And to think the discovery almost didn’t happen.
During his doctoral years at Columbia University, physicist Andrea Young and colleagues tried to perfect the environment around graphene, the single-atom-thick material derived from graphite. It conducts heat and electricity efficiently and is 100 times stronger than the strongest steel, but because it’s so thin, graphene is strongly influenced by its surroundings. A dirty substrate, for example, degrades its electronic and optical properties.
Trying to solve the problem but making little headway, Young and his collaborators nearly gave up.
“After a year of frustration, we were ready to call it quits,” recalled Young, now an assistant professor of physics at UC Santa Barbara. “We had hints that putting graphene on a sheet of hexagonal boron nitride might make cleaner electronic devices, but we couldn’t get rid of these large wrinkles. We finally managed to cut them away, and when we cooled down the first wrinkle-free sample, we immediately saw a subtle effect of electronic correlations that had only been hinted at before.”
In the years since, Young and his collaborators determined how to integrate graphene and other atomically thin crystals into layered two-dimensional arrangements called van der Waals heterostructures.
As a result of that discovery, Young has been awarded the 2016 McMillan Award for outstanding contributions in condensed matter physics. Named in memory of physicist William McMillan of the University of Illinois at Urbana-Champaign, the award is presented annually for distinguished research performed within five years of receiving a Ph.D.
“I congratulate Andrea on this wonderful award,” said Pierre Wiltzius, executive dean of the College of Letters and Science. “Looking through the list of previous winners, I note that he will join the ranks of highly accomplished scientists, including Eric Betzig, who went on to win the Nobel Prize. I am very proud that he is in our physics department and look forward to many future professional accolades.”
Recounting the discovery, Young said the hard part was figuring out how pick up a single sheet of graphene and put it on top of or in between layers of boron nitride. “Think about reusing Saran Wrap — it gets wrinkled and it’s a mess,” he said. “Now imagine that wrap was 30,000 times thinner — we struggled with that for quite a while!
“The key thing was that even though it was difficult to figure this out the first time, it turned out not to be difficult to reproduce,” he added. “We knew right away the discovery would have a big impact, but the community did a lot with the technique we didn’t think about originally.”
The electrons in graphene live in a two-dimensional world with unique laws of physics.
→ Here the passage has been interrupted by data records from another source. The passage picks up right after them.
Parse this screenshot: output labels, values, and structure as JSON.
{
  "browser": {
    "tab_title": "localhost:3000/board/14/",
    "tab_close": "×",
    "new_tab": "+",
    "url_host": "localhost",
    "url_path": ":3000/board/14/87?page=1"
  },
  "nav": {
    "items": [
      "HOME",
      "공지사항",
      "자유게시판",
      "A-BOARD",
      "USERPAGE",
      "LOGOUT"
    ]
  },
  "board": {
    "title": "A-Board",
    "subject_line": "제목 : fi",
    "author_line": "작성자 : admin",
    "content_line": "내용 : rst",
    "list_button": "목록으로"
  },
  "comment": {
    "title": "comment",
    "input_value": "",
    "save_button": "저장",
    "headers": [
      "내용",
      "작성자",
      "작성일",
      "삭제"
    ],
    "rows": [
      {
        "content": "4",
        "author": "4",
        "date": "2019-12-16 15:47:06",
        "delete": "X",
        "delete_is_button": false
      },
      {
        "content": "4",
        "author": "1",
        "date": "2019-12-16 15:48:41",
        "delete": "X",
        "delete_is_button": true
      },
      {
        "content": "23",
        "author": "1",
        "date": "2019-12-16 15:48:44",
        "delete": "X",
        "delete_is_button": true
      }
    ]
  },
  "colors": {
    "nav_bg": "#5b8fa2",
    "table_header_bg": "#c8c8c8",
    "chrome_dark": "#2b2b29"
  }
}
Young’s own work has focused on engineering electronic devices whose behavior is dominated by their quantum mechanical properties. By tailoring the environment around a graphene sheet or coupling multiple sheets together, he and his research group are trying to observe new states of matter unique to two dimensions.
“In many ways, graphene was a democratization of low-dimensional physics because anybody can take a piece of Scotch tape and a piece of graphite, and with very simple, very standard tools have a relatively high-quality two-dimensional electron gas to play with,” Young explained. “Van der Waals heterostructures expand that democracy to include much more complicated structures.”